The other coins, including the Lincoln cent, Jefferson nickel, Roosevelt dime, and Washington quarter were all regularly circulating then as they are today.
What Makes The 1979-S Type 2 Proof Set Valuable?
As mentioned earlier, the 1979-S Type 2 proof set is scarcer than the 1979-S Type 1 proof set, thus making the “Clear S” proof set more valuable.
Both the 1979-S Type 1 and 1979-S Type 2 contain only 6 proof coins — so they are equal from that standpoint. The clear difference (both literally and figuratively) is that the 1979-S Type 1 proof coins exhibit a filled, or blobby-looking “S” mintmark from the San Francisco Mint while the the 1979-S Type 2 coins show a clearer “S” mintmark.
The appeal for the 1979-S Type 2 proof set is three-fold:
- These proof sets are scarce, so the demand for these sets outstrip supply.
- The “S” mintmark is far more legible on the 1979 Type 2 proof sets than on the Type 1 sets.
- Diehard proof set and modern coin enthusiasts want examples of both the 1979 Type 1 and Type 2 proof sets.
For a 1979-S proof set to really be valuable, it must contain the 1979-S Type 2 dollar — which is the rarest of the 1979 proof coins with the “Clear S” mintmark.
How To Spot A 1979-S Type 2 Proof Set
So, how do you know if you have a 1979-S Type 2 set?
It’s actually pretty easy to distinguish a 1979-S Type 1 proof set from the Type 2. Check the serifs (or bulbous tips) of the “S” mintmark:
- If the serifs touch the inside of the “S,” making the “S” look something like a solid rectangle or number “8” with the center loops mostly filled in — then you’ve got a Type 1 proof set.
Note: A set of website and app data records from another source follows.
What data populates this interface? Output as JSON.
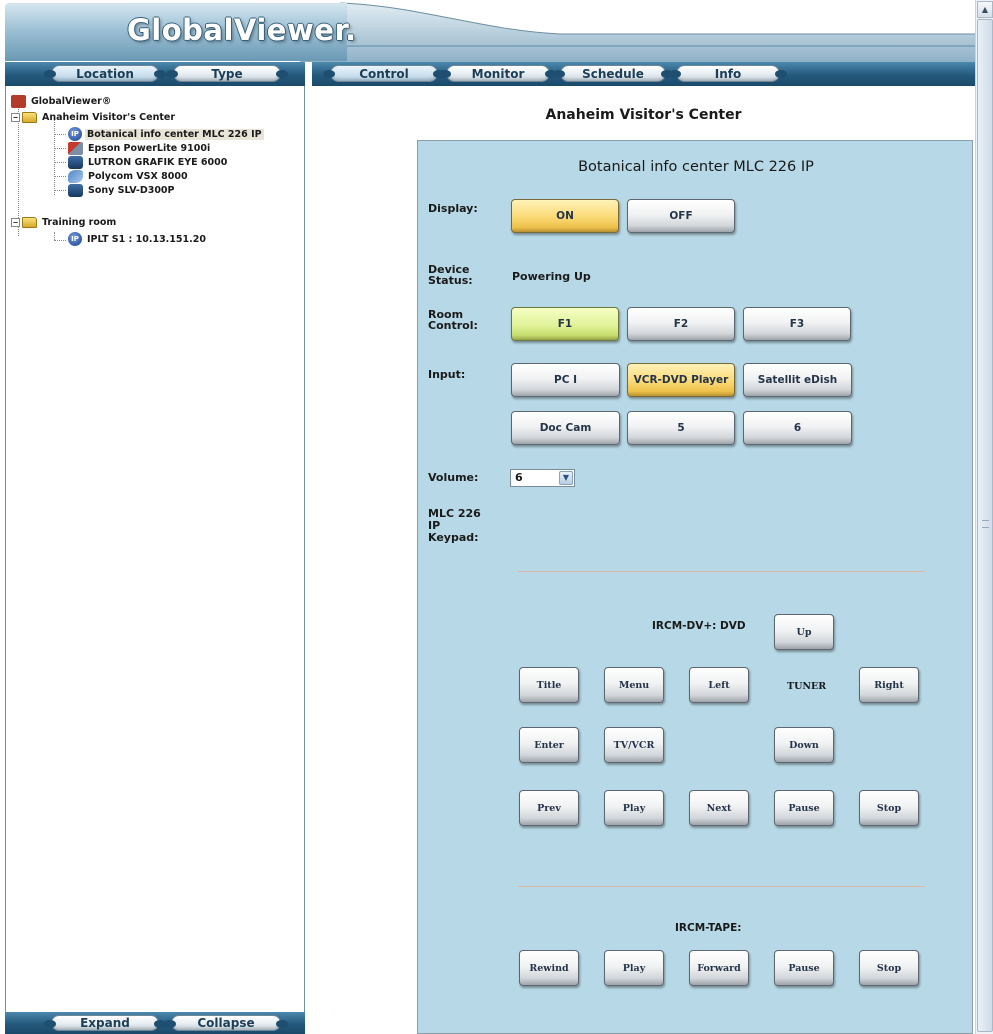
{
  "app": {
    "logo": "GlobalViewer."
  },
  "left_tabs": [
    {
      "label": "Location"
    },
    {
      "label": "Type"
    }
  ],
  "main_tabs": [
    {
      "label": "Control"
    },
    {
      "label": "Monitor"
    },
    {
      "label": "Schedule"
    },
    {
      "label": "Info"
    }
  ],
  "tree": {
    "root": "GlobalViewer®",
    "locations": [
      {
        "label": "Anaheim Visitor's Center",
        "toggle": "−",
        "devices": [
          {
            "label": "Botanical info center MLC 226 IP",
            "icon": "ip-controller-icon"
          },
          {
            "label": "Epson PowerLite 9100i",
            "icon": "projector-icon"
          },
          {
            "label": "LUTRON GRAFIK EYE 6000",
            "icon": "display-icon"
          },
          {
            "label": "Polycom VSX 8000",
            "icon": "videoconference-icon"
          },
          {
            "label": "Sony SLV-D300P",
            "icon": "display-icon"
          }
        ]
      },
      {
        "label": "Training room",
        "toggle": "−",
        "devices": [
          {
            "label": "IPLT S1 : 10.13.151.20",
            "icon": "ip-controller-icon"
          }
        ]
      }
    ]
  },
  "tree_footer": {
    "expand": "Expand",
    "collapse": "Collapse"
  },
  "content": {
    "location_title": "Anaheim Visitor's Center",
    "device_title": "Botanical info center MLC 226 IP",
    "display": {
      "label": "Display:",
      "on": "ON",
      "off": "OFF",
      "state": "ON"
    },
    "status": {
      "label": "Device Status:",
      "value": "Powering Up"
    },
    "room_control": {
      "label": "Room Control:",
      "buttons": [
        "F1",
        "F2",
        "F3"
      ],
      "active": "F1"
    },
    "input": {
      "label": "Input:",
      "buttons": [
        "PC I",
        "VCR-DVD Player",
        "Satellit eDish",
        "Doc Cam",
        "5",
        "6"
      ],
      "active": "VCR-DVD Player"
    },
    "volume": {
      "label": "Volume:",
      "value": "6"
    },
    "keypad": {
      "label": "MLC 226 IP Keypad:"
    },
    "ircm_dvd": {
      "label": "IRCM-DV+: DVD",
      "up": "Up",
      "row1": [
        "Title",
        "Menu",
        "Left"
      ],
      "tuner": "TUNER",
      "right": "Right",
      "row2": [
        "Enter",
        "TV/VCR"
      ],
      "down": "Down",
      "row3": [
        "Prev",
        "Play",
        "Next",
        "Pause",
        "Stop"
      ]
    },
    "ircm_tape": {
      "label": "IRCM-TAPE:",
      "buttons": [
        "Rewind",
        "Play",
        "Forward",
        "Pause",
        "Stop"
      ]
    }
  },
  "colors": {
    "panel_bg": "#b7d8e6",
    "active_orange": "#fbdc7a",
    "active_green": "#e1f29a",
    "bar_blue": "#24597d"
  }
}
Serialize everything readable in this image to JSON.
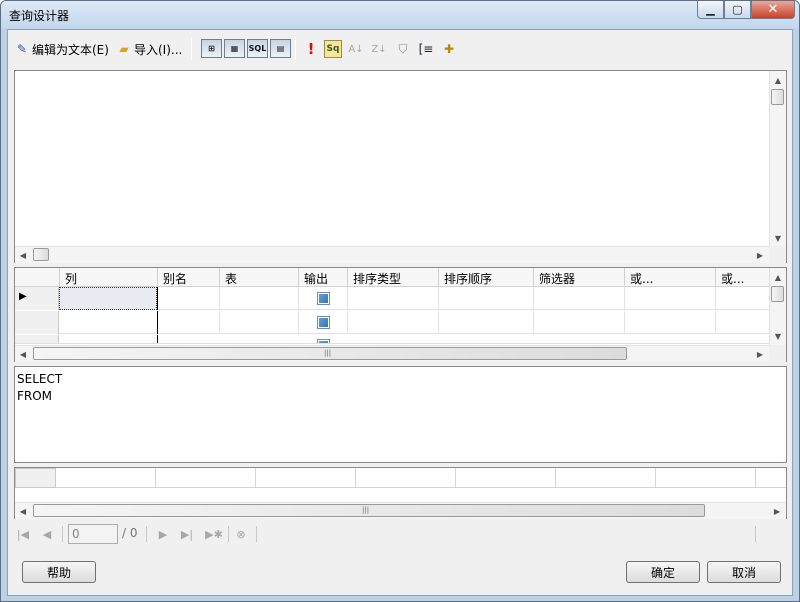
{
  "window": {
    "title": "查询设计器"
  },
  "toolbar": {
    "edit_as_text": "编辑为文本(E)",
    "import": "导入(I)...",
    "sql_toggle": "SQL"
  },
  "grid": {
    "columns": [
      "列",
      "别名",
      "表",
      "输出",
      "排序类型",
      "排序顺序",
      "筛选器",
      "或...",
      "或..."
    ]
  },
  "sql": {
    "text": "SELECT\nFROM"
  },
  "navigator": {
    "page_value": "0",
    "total": "/ 0"
  },
  "buttons": {
    "help": "帮助",
    "ok": "确定",
    "cancel": "取消"
  }
}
- If the serifs of the “S” appear more distinct and you see 2 black holes inside the top and bottom of the “S” mintmark, giving it the appearance of something like a clear number “8” — then you’ve got a Type 2 proof set.
How Many 1979-S Type 2 Proof Sets Were Made?
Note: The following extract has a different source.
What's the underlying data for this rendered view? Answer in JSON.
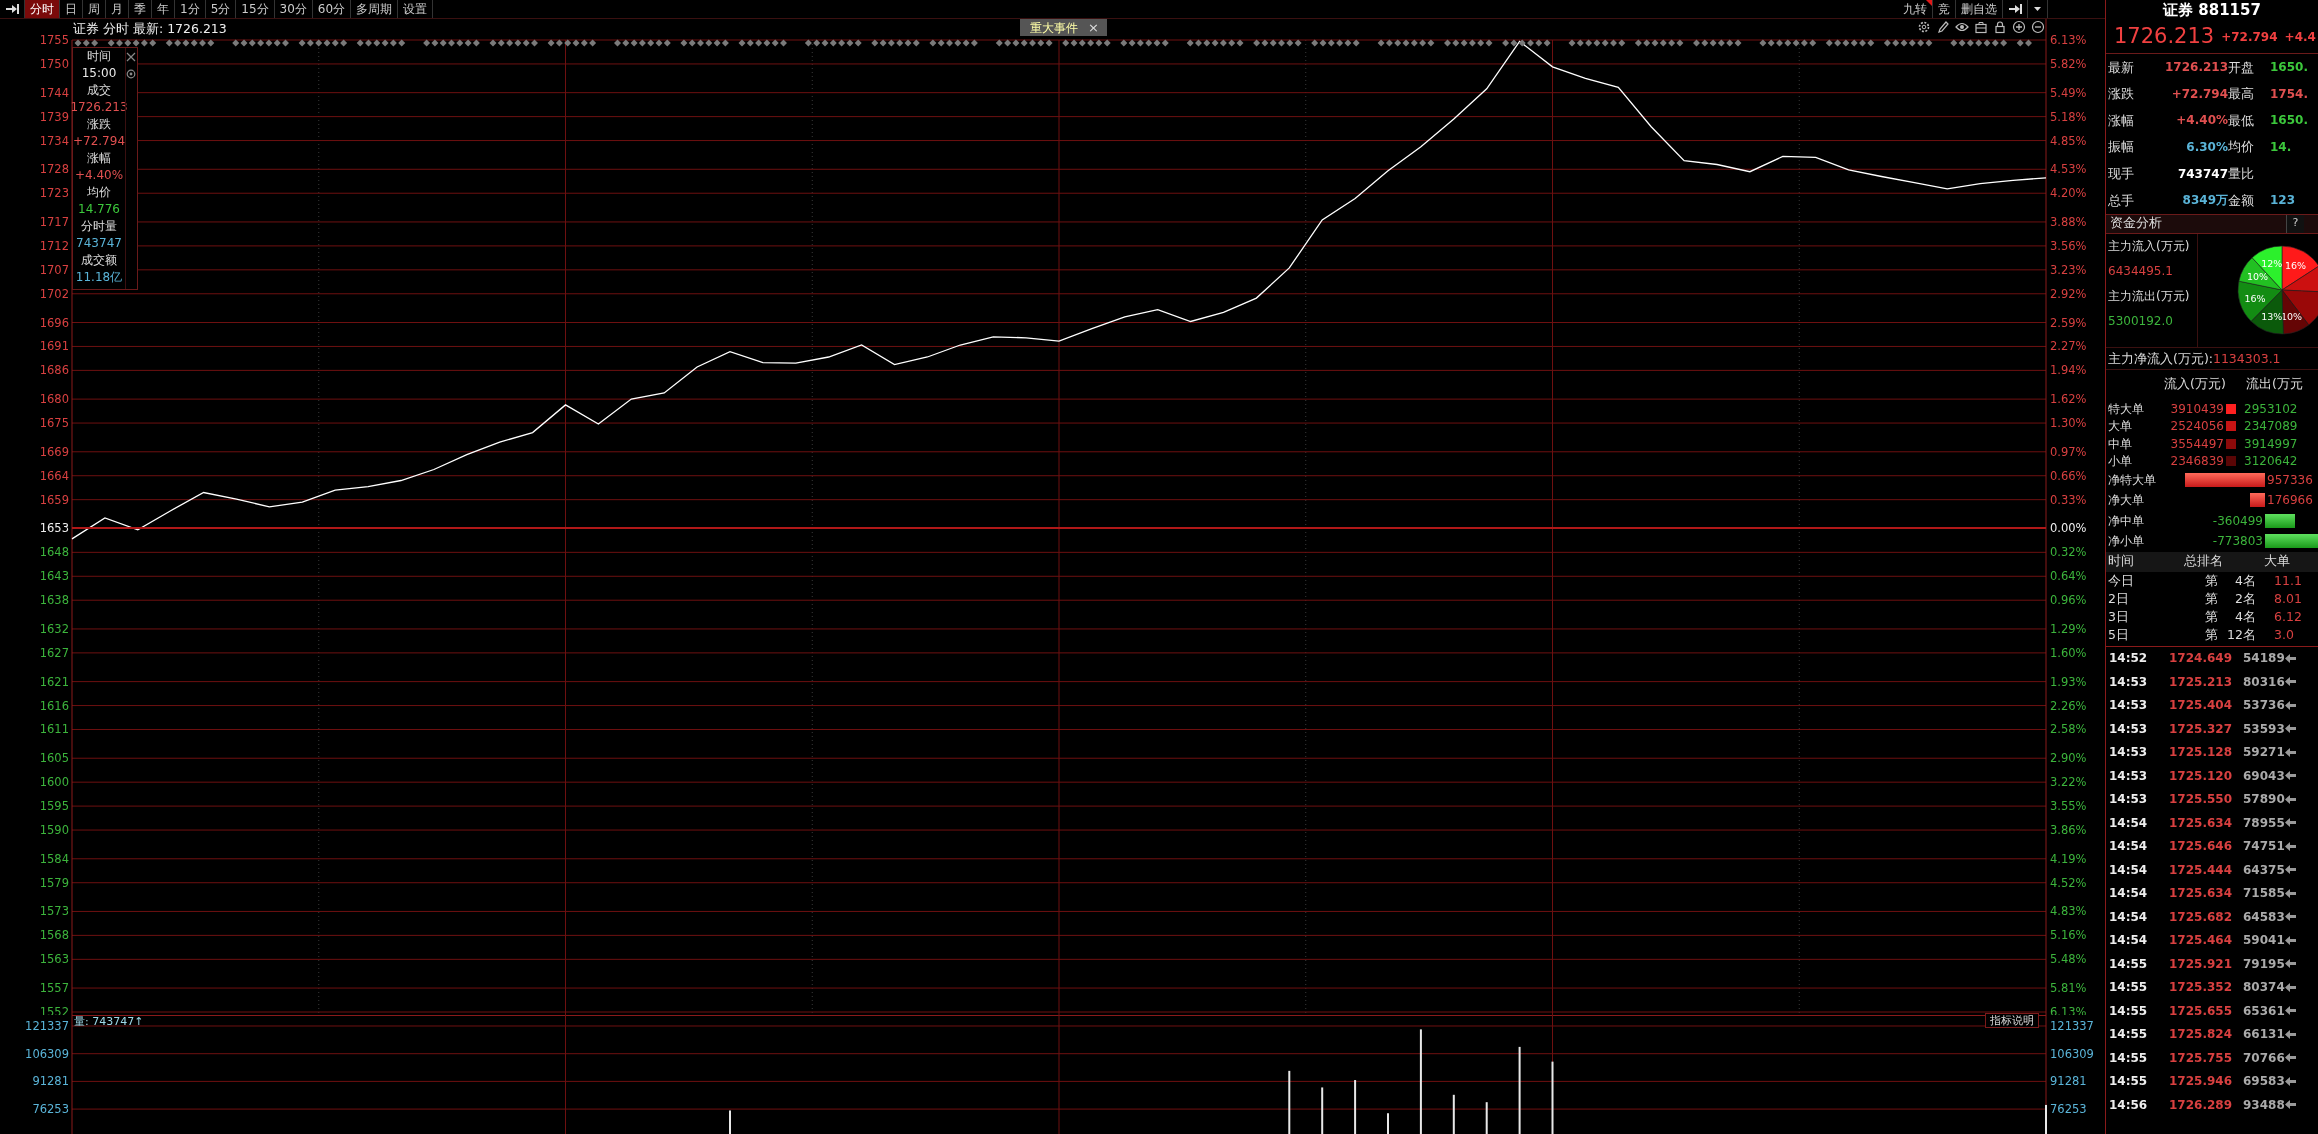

There are no defined mintage figures for the 1979-S Type 1 proof sets versus 1979-S Type 2 proof sets individually, but collectively the United States Mint assembled and distributed 3,677,175 sets. They were originally issued for $9 each.
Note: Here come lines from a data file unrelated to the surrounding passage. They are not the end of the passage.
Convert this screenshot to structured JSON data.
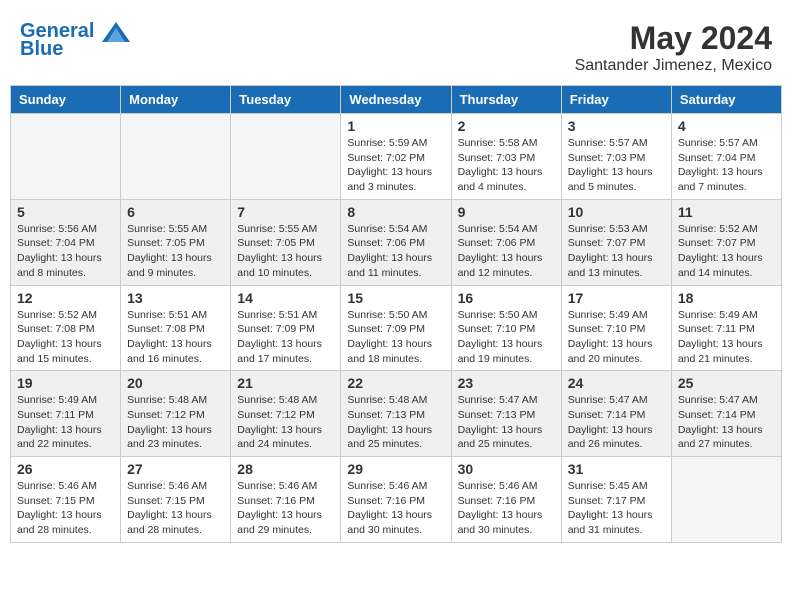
{
  "header": {
    "logo_line1": "General",
    "logo_line2": "Blue",
    "month": "May 2024",
    "location": "Santander Jimenez, Mexico"
  },
  "weekdays": [
    "Sunday",
    "Monday",
    "Tuesday",
    "Wednesday",
    "Thursday",
    "Friday",
    "Saturday"
  ],
  "weeks": [
    [
      {
        "day": "",
        "empty": true
      },
      {
        "day": "",
        "empty": true
      },
      {
        "day": "",
        "empty": true
      },
      {
        "day": "1",
        "sunrise": "Sunrise: 5:59 AM",
        "sunset": "Sunset: 7:02 PM",
        "daylight": "Daylight: 13 hours and 3 minutes."
      },
      {
        "day": "2",
        "sunrise": "Sunrise: 5:58 AM",
        "sunset": "Sunset: 7:03 PM",
        "daylight": "Daylight: 13 hours and 4 minutes."
      },
      {
        "day": "3",
        "sunrise": "Sunrise: 5:57 AM",
        "sunset": "Sunset: 7:03 PM",
        "daylight": "Daylight: 13 hours and 5 minutes."
      },
      {
        "day": "4",
        "sunrise": "Sunrise: 5:57 AM",
        "sunset": "Sunset: 7:04 PM",
        "daylight": "Daylight: 13 hours and 7 minutes."
      }
    ],
    [
      {
        "day": "5",
        "sunrise": "Sunrise: 5:56 AM",
        "sunset": "Sunset: 7:04 PM",
        "daylight": "Daylight: 13 hours and 8 minutes."
      },
      {
        "day": "6",
        "sunrise": "Sunrise: 5:55 AM",
        "sunset": "Sunset: 7:05 PM",
        "daylight": "Daylight: 13 hours and 9 minutes."
      },
      {
        "day": "7",
        "sunrise": "Sunrise: 5:55 AM",
        "sunset": "Sunset: 7:05 PM",
        "daylight": "Daylight: 13 hours and 10 minutes."
      },
      {
        "day": "8",
        "sunrise": "Sunrise: 5:54 AM",
        "sunset": "Sunset: 7:06 PM",
        "daylight": "Daylight: 13 hours and 11 minutes."
      },
      {
        "day": "9",
        "sunrise": "Sunrise: 5:54 AM",
        "sunset": "Sunset: 7:06 PM",
        "daylight": "Daylight: 13 hours and 12 minutes."
      },
      {
        "day": "10",
        "sunrise": "Sunrise: 5:53 AM",
        "sunset": "Sunset: 7:07 PM",
        "daylight": "Daylight: 13 hours and 13 minutes."
      },
      {
        "day": "11",
        "sunrise": "Sunrise: 5:52 AM",
        "sunset": "Sunset: 7:07 PM",
        "daylight": "Daylight: 13 hours and 14 minutes."
      }
    ],
    [
      {
        "day": "12",
        "sunrise": "Sunrise: 5:52 AM",
        "sunset": "Sunset: 7:08 PM",
        "daylight": "Daylight: 13 hours and 15 minutes."
      },
      {
        "day": "13",
        "sunrise": "Sunrise: 5:51 AM",
        "sunset": "Sunset: 7:08 PM",
        "daylight": "Daylight: 13 hours and 16 minutes."
      },
      {
        "day": "14",
        "sunrise": "Sunrise: 5:51 AM",
        "sunset": "Sunset: 7:09 PM",
        "daylight": "Daylight: 13 hours and 17 minutes."
      },
      {
        "day": "15",
        "sunrise": "Sunrise: 5:50 AM",
        "sunset": "Sunset: 7:09 PM",
        "daylight": "Daylight: 13 hours and 18 minutes."
      },
      {
        "day": "16",
        "sunrise": "Sunrise: 5:50 AM",
        "sunset": "Sunset: 7:10 PM",
        "daylight": "Daylight: 13 hours and 19 minutes."
      },
      {
        "day": "17",
        "sunrise": "Sunrise: 5:49 AM",
        "sunset": "Sunset: 7:10 PM",
        "daylight": "Daylight: 13 hours and 20 minutes."
      },
      {
        "day": "18",
        "sunrise": "Sunrise: 5:49 AM",
        "sunset": "Sunset: 7:11 PM",
        "daylight": "Daylight: 13 hours and 21 minutes."
      }
    ],
    [
      {
        "day": "19",
        "sunrise": "Sunrise: 5:49 AM",
        "sunset": "Sunset: 7:11 PM",
        "daylight": "Daylight: 13 hours and 22 minutes."
      },
      {
        "day": "20",
        "sunrise": "Sunrise: 5:48 AM",
        "sunset": "Sunset: 7:12 PM",
        "daylight": "Daylight: 13 hours and 23 minutes."
      },
      {
        "day": "21",
        "sunrise": "Sunrise: 5:48 AM",
        "sunset": "Sunset: 7:12 PM",
        "daylight": "Daylight: 13 hours and 24 minutes."
      },
      {
        "day": "22",
        "sunrise": "Sunrise: 5:48 AM",
        "sunset": "Sunset: 7:13 PM",
        "daylight": "Daylight: 13 hours and 25 minutes."
      },
      {
        "day": "23",
        "sunrise": "Sunrise: 5:47 AM",
        "sunset": "Sunset: 7:13 PM",
        "daylight": "Daylight: 13 hours and 25 minutes."
      },
      {
        "day": "24",
        "sunrise": "Sunrise: 5:47 AM",
        "sunset": "Sunset: 7:14 PM",
        "daylight": "Daylight: 13 hours and 26 minutes."
      },
      {
        "day": "25",
        "sunrise": "Sunrise: 5:47 AM",
        "sunset": "Sunset: 7:14 PM",
        "daylight": "Daylight: 13 hours and 27 minutes."
      }
    ],
    [
      {
        "day": "26",
        "sunrise": "Sunrise: 5:46 AM",
        "sunset": "Sunset: 7:15 PM",
        "daylight": "Daylight: 13 hours and 28 minutes."
      },
      {
        "day": "27",
        "sunrise": "Sunrise: 5:46 AM",
        "sunset": "Sunset: 7:15 PM",
        "daylight": "Daylight: 13 hours and 28 minutes."
      },
      {
        "day": "28",
        "sunrise": "Sunrise: 5:46 AM",
        "sunset": "Sunset: 7:16 PM",
        "daylight": "Daylight: 13 hours and 29 minutes."
      },
      {
        "day": "29",
        "sunrise": "Sunrise: 5:46 AM",
        "sunset": "Sunset: 7:16 PM",
        "daylight": "Daylight: 13 hours and 30 minutes."
      },
      {
        "day": "30",
        "sunrise": "Sunrise: 5:46 AM",
        "sunset": "Sunset: 7:16 PM",
        "daylight": "Daylight: 13 hours and 30 minutes."
      },
      {
        "day": "31",
        "sunrise": "Sunrise: 5:45 AM",
        "sunset": "Sunset: 7:17 PM",
        "daylight": "Daylight: 13 hours and 31 minutes."
      },
      {
        "day": "",
        "empty": true
      }
    ]
  ]
}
Some estimates suggest 400,000 to 500,000 of the 1979 proof sets contain the Type 2 “S” mintmark, though the introduction of the “Clear S” came over a period of time. Of the 6 denominations in the 1979 proof set, the 1979-S Type 2 proof dollar is the rarest.
Super scarce 1979-S Type 2 proof sets are those which exhibit the “Clear S” mintmark on all 6 denominations.
With the increasing prevalence of third-party coin grading companies since the 1980s, many collectors and investors have been breaking their 1979 proof sets to divvy up the coins with the hopes of scoring top grades for their 1979-S Type 2 coins.
This has meant that 1979-S Type 2 proof sets still in their original government packaging are becoming increasingly scarce. Some folks therefore pay premiums for extra nice 1979-S Type 2 proof sets still in their original red plastic display cases.
More Info On Proof Sets
In addition to the links I’ve included above, here are some other resources to help you find more info about 1979 proof sets:
- Proof Coins & Proof Sets: What You Need To Know
- Proof Sets & Mint Sets: What’s The Difference?
- Like The 1979 Proof Set, The 1981 Proof Set Has 2 Types
- Cameo Proof Coins & Deep Cameo Proof Coins
- What Are Impaired Proof Coins?
My love for coins began when I was 11 years old. I primarily collect and study U.S. coins produced during the 20th century. I'm a member of the American Numismatic Association (ANA) and the Numismatic Literary Guild (NLG) and have won multiple awards from the NLG for my work as a coin journalist. I'm also the editor at CDN Publishing (a trusted source for the price of U.S. rare coins), editor at the Florida United Numismatists Club (FUN Topics magazine), and author of Images of America: The United States Mint in Philadelphia (a book that explores the colorful history of the Philadelphia Mint). I've contributed hundreds of articles for various coin publications including COINage, The Numismatist, Numismatic News, Coin Dealer Newsletter, Coin Values, and CoinWeek. I've also authored nearly 1,000 articles here at The Fun Times Guide to Coins — and I welcome your coin questions in the comments below!